  • Monitoring the world’s forgotten volcanoes from space.  Only a small number of the world’s known volcanoes are monitored from the ground so the team are developing satellite monitoring tools to identify signs of volcanic unrest.  This work has been piloted using volcanoes in Ethiopia which are not monitored locally and have no risk assessment but are showing signs of activity.  Data generated are also being used to help inform the geothermal energy sector, improve geothermal production and reduce the uncertainty and risk associated with geothermal energy development.
  • Understanding the risks of geoengineering as a strategy for reducing the risk from climate change.  The SPICE project (Stratospheric Particle Injection for Climate Engineering) has been investigating the effectiveness of a theoretical category of geoengineering called Solar Radiation Management (SRM) in which attempts are made to control global temperatures by reflecting incoming shortwave radiation.  The project has provided valuable understanding that is helping inform decision-makers and stakeholders about the feasibility of this technique and the major environmental and social impacts its deployment might have.

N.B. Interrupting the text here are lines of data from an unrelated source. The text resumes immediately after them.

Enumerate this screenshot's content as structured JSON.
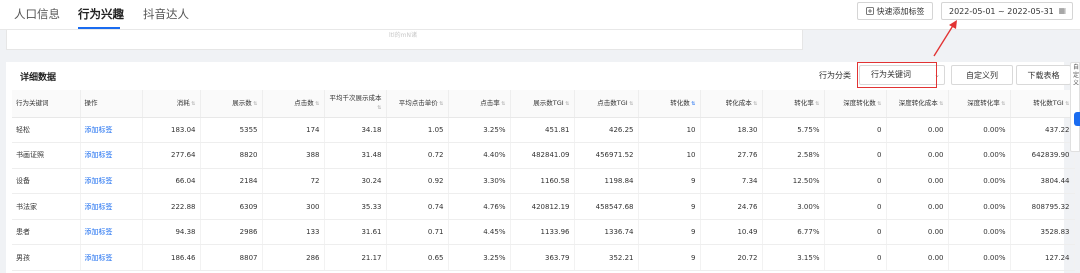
{
  "tabs": [
    {
      "label": "人口信息",
      "active": false
    },
    {
      "label": "行为兴趣",
      "active": true
    },
    {
      "label": "抖音达人",
      "active": false
    }
  ],
  "toolbar": {
    "quick_add_label": "快速添加标签",
    "date_range": "2022-05-01 ~ 2022-05-31"
  },
  "upper_card": {
    "faint_text": "ltl的mN诸"
  },
  "detail": {
    "title": "详细数据",
    "category_label": "行为分类",
    "category_value": "行为关键词",
    "custom_columns_label": "自定义列",
    "download_label": "下载表格"
  },
  "table": {
    "headers": [
      "行为关键词",
      "操作",
      "消耗",
      "展示数",
      "点击数",
      "平均千次展示成本",
      "平均点击单价",
      "点击率",
      "展示数TGI",
      "点击数TGI",
      "转化数",
      "转化成本",
      "转化率",
      "深度转化数",
      "深度转化成本",
      "深度转化率",
      "转化数TGI"
    ],
    "rows": [
      [
        "轻松",
        "添加标签",
        "183.04",
        "5355",
        "174",
        "34.18",
        "1.05",
        "3.25%",
        "451.81",
        "426.25",
        "10",
        "18.30",
        "5.75%",
        "0",
        "0.00",
        "0.00%",
        "437.22"
      ],
      [
        "书画证照",
        "添加标签",
        "277.64",
        "8820",
        "388",
        "31.48",
        "0.72",
        "4.40%",
        "482841.09",
        "456971.52",
        "10",
        "27.76",
        "2.58%",
        "0",
        "0.00",
        "0.00%",
        "642839.90"
      ],
      [
        "设备",
        "添加标签",
        "66.04",
        "2184",
        "72",
        "30.24",
        "0.92",
        "3.30%",
        "1160.58",
        "1198.84",
        "9",
        "7.34",
        "12.50%",
        "0",
        "0.00",
        "0.00%",
        "3804.44"
      ],
      [
        "书法家",
        "添加标签",
        "222.88",
        "6309",
        "300",
        "35.33",
        "0.74",
        "4.76%",
        "420812.19",
        "458547.68",
        "9",
        "24.76",
        "3.00%",
        "0",
        "0.00",
        "0.00%",
        "808795.32"
      ],
      [
        "患者",
        "添加标签",
        "94.38",
        "2986",
        "133",
        "31.61",
        "0.71",
        "4.45%",
        "1133.96",
        "1336.74",
        "9",
        "10.49",
        "6.77%",
        "0",
        "0.00",
        "0.00%",
        "3528.83"
      ],
      [
        "男孩",
        "添加标签",
        "186.46",
        "8807",
        "286",
        "21.17",
        "0.65",
        "3.25%",
        "363.79",
        "352.21",
        "9",
        "20.72",
        "3.15%",
        "0",
        "0.00",
        "0.00%",
        "127.24"
      ]
    ]
  },
  "side_panel": {
    "text": "自定义"
  },
  "colors": {
    "accent": "#1a6cf0",
    "highlight": "#e23333"
  },
  "icons": {
    "quick_add": "tag-icon",
    "date": "calendar-icon",
    "sort": "sort-icon"
  }
}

The announcement was made tonight [Thursday 19 November] at a reception at St James’s Palace, which was attended by Professor Hugh Brady, Vice-Chancellor and President of the University of Bristol and Dr Matt Watson, Reader in Natural Hazards in the School of Earth Sciences.

Professor Brady said: “The University is delighted to receive such a prestigious award which recognises the deep and far-reaching impact of research carried out by Bristol scientists.

“The work of our volcanology research group has had real and lasting impacts throughout the world, making people’s lives safer, contributing to more resilient societies, ensuring safer international travel and protecting essential infrastructure.”

Professor Katharine Cashman, head of the Volcanology Research Group and Natural Hazards research theme lead for the Cabot Institute said: “This is a real honour not only for the volcanology group, but also for all of our colleagues at the University of Bristol, in the UK and in the international community, who are committed to working together to improve our resilience to volcanic hazards around the world.”

The Queen will present the prestigious accolade, which is part of the UK’s national Honours system, to the University during a ceremony at Buckingham Palace next year.

In this 11th round of the prestigious awards, 21 UK universities and colleges were awarded Prizes recognizing a wide range of innovative work across many different disciplines.

Jo Johnson, Minister for Universities and Science said: “The UK is a world leader in science and research and The Queen’s Anniversary Prizes celebrate the achievements of our universities and colleges.  The outstanding academics recognised with these awards bring benefits to the everyday lives of millions of people in the UK and deserve this high honour for their work.”

The Queen’s Anniversary Prizes are awarded every two years to universities and colleges who submit work judged to show excellence, innovation, impact and benefit for the institution itself and for people and society generally in the wider world.  Established in 1993, they are organised by the Royal Anniversary Trust.

Edit this page